Start of Records supplied

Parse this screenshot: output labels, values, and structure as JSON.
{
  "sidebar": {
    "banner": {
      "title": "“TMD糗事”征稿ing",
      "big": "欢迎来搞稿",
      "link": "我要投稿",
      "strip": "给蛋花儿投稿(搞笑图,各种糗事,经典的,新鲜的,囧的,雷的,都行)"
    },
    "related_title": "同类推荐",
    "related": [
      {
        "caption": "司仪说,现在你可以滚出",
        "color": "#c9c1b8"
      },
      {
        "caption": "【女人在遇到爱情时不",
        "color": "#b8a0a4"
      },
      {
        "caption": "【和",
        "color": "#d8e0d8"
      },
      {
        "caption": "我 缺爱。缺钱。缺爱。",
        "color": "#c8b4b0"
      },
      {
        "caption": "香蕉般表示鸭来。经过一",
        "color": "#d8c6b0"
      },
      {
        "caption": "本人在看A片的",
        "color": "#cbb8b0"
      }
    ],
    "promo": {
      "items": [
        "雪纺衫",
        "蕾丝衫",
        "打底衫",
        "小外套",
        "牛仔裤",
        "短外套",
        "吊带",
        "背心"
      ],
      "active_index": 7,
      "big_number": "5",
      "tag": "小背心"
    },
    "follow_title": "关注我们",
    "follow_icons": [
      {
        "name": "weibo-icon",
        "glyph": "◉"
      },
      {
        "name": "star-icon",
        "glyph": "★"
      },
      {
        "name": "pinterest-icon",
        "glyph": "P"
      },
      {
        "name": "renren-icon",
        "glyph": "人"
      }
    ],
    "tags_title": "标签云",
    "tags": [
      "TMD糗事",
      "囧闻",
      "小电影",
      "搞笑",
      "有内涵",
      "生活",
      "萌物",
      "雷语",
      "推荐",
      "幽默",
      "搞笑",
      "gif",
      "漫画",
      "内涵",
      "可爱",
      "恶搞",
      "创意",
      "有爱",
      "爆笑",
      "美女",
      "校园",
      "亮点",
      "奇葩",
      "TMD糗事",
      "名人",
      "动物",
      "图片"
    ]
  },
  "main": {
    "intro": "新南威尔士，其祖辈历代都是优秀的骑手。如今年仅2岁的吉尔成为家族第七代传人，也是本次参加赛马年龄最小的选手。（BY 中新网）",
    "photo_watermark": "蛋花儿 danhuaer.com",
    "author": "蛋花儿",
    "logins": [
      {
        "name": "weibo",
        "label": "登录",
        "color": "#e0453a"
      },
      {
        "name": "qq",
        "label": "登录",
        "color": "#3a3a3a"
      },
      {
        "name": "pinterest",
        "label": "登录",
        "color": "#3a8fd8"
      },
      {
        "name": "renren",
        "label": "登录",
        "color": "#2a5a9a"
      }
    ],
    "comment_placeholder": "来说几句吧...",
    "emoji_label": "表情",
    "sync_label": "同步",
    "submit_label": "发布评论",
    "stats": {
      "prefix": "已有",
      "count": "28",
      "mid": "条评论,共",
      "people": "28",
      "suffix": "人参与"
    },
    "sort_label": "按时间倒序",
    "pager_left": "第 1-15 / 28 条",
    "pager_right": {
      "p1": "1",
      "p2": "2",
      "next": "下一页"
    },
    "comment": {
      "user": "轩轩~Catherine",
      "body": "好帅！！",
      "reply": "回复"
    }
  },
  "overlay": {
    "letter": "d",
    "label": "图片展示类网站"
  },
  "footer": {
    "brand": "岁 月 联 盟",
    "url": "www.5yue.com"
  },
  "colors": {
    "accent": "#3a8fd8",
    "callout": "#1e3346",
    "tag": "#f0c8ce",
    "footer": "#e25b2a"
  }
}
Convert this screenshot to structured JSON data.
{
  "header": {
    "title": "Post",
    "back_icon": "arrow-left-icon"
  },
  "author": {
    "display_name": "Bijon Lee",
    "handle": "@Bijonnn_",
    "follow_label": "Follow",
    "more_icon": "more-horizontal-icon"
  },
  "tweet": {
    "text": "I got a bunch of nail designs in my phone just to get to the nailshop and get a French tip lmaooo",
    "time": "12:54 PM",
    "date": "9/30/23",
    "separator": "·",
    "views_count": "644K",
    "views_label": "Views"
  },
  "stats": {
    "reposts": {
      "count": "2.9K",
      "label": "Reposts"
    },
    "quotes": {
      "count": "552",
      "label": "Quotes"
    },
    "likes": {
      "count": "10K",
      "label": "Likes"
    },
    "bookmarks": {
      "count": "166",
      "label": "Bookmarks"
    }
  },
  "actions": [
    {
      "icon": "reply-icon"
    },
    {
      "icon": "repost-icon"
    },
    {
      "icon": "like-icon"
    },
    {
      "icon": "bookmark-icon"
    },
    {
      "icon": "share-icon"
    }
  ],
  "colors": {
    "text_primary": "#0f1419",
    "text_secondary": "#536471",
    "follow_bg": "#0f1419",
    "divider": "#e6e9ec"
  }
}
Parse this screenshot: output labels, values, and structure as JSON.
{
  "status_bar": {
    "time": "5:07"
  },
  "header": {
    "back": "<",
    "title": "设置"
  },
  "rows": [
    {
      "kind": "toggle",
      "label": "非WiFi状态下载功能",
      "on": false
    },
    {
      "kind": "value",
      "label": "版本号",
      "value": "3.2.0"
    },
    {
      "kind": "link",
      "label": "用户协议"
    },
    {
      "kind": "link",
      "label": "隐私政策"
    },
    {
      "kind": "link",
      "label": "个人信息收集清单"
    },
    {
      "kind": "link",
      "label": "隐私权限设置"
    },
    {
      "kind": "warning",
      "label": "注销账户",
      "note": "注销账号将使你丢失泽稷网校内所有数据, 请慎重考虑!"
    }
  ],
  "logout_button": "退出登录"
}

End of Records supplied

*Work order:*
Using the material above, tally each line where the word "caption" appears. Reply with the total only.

*Final answer:*
6